However, the project yielded not even two permanent jobs, and created only 11 short-term jobs, according to the Nevada State Division of Forestry. "Looking at the failure of the stimulus to live up to its promises, not just in Nevada, but throughout America, I think the question becomes, ‘Is there any good use of stimulus money?'" asked Douglas Kellogg, communications manager for the National Taxpayers Union.
"If the question is ‘was this a job-creating project?’ the answer is 'no, it wasn't,'" contended Bob Conrad, an officer for the Nevada Department of Conservation and Natural Resources. "It was one of a number of projects that we do believe helped improve natural resources in the state," he added, noting that the project’s primary goal was to provide trees to parks, schools, and government offices, as the state nursery grew about 2,000 trees.
So the "stimulus" money was not aimed at stimulating Nevada’s economy, but merely scattering the government’s landscape with more aesthetically pleasing greenery.
The project also is providing Spanish-language training for Hispanics in the landscaping industry to "develop employability skills and increase job retention." However, Conrad could not predict how many jobs were created as a result of their efforts. "We had to put together projects within very specific parameters. If the particular project you're referring to didn't create jobs necessarily, that's really something that's beyond the parameters of the program and it's really something you'd have to ask the federal government, the U.S. Forest Service," he commented.
In another area of the state, the American Recovery and Investment Act of 2009 (ARRA), President Obama’s $787 billion artifice, provided the city of Henderson with $60,000 to administer surveys and inventory the trees in city parks.
The Henderson Press reported:

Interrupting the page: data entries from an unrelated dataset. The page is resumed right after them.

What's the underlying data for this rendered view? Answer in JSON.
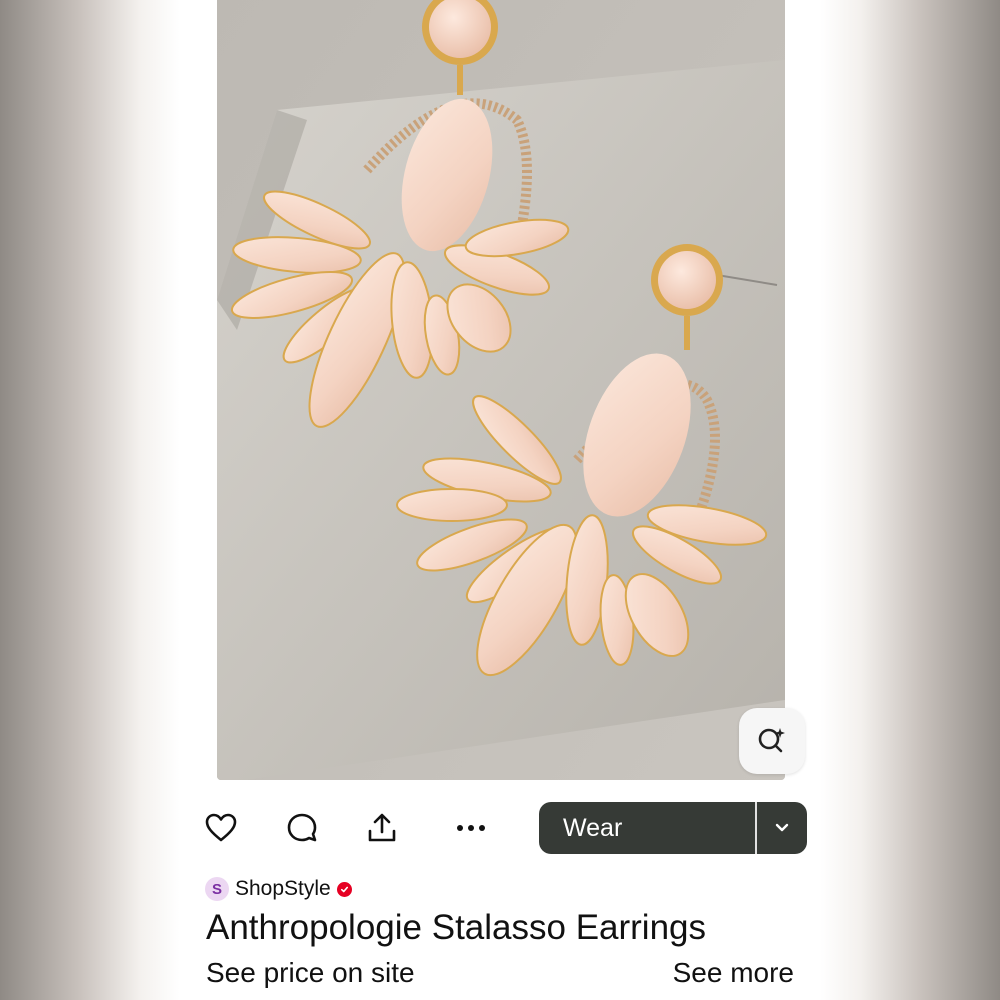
{
  "pin": {
    "image_alt": "Peach flower statement earrings"
  },
  "actions": {
    "like_icon": "heart-icon",
    "comment_icon": "comment-icon",
    "share_icon": "share-icon",
    "more_icon": "more-dots-icon",
    "wear_label": "Wear",
    "dropdown_icon": "chevron-down-icon"
  },
  "source": {
    "logo_letter": "S",
    "name": "ShopStyle",
    "verified_icon": "verified-check-icon"
  },
  "product": {
    "title": "Anthropologie Stalasso Earrings",
    "price_text": "See price on site",
    "see_more": "See more"
  },
  "lens": {
    "icon": "visual-search-icon"
  },
  "colors": {
    "wear_button": "#363a36",
    "verified_badge": "#e60023",
    "brand_logo_bg": "#ecd7f2",
    "brand_logo_fg": "#7b2fa3"
  }
}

The money comes in the form of two grants, one of which requires a $25,000 match from the city, bringing the project to $85,000 total. The Henderson City Council approved the grant agreements with the Nevada Division of Forestry, which dispersed the federal funds, on July 19.
According to the grant agreement, "the tree inventory would include mapping, species identification, health evaluation and maintenance prioritization."
"Due to a continued economic downturn from decreasing sales and property tax revenues," officials said the city does not have the funding or resources to train personnel and volunteers. "This effort is part of the City Strategic Goal to promote and incorporate practices, policies and procedures that support sustainability," the city wrote in a justification letter.
But again, the number of jobs created by the stimulus money was sparse.
In January 2009, White House economists claimed the ARRA would create 3.3 million net jobs by 2010. But by January 2010, 3.5 million more net jobs had been lost, spiking the unemployment rate above 10 percent. The Heritage Foundation explained that the government’s failure to "spend its way to prosperity" is not an isolated occurrence:
- During the 1930s, New Deal lawmakers doubled federal spending — yet unemployment remained above 20 percent until World War II.
- Japan responded to a 1990 recession by passing 10 stimulus spending bills over 8 years (building the largest national debt in the industrialized world) — yet its economy remained stagnant.
- In 2001, President Bush responded to a recession by "injecting" tax rebates into the economy. The economy did not respond until two years later, when tax rate reductions were implemented.
- In 2008, President Bush tried to head off the current recession with another round of tax rebates. The recession continued to worsen.
- Now, the most recent $787 billion stimulus bill was intended to keep the unemployment rate from exceeding 8 percent. In November, it topped 10 percent.
Why do the government’s efforts generate such dismal results? The Heritage Foundation notes that it’s because the government lacks competitive forces, while private businesses — where real job growth lies — must compete amongst themselves to remain solvent, which means striving to produce superior goods and services for the consumer. Simply put, without competition, the motive for efficiency and quality control, and better service to consumers, is tossed out the window.
When all is said and done, it appears that Democratic Senator Harry Reid’s home state — with its comatose 12.9 percent unemployment rate — won’t find a whole lot of economic relief from the government’s fiscal efforts.
And apparently President Obama wasn’t kidding about the "shovel-ready" jobs. After all, you need a shovel to plant a tree.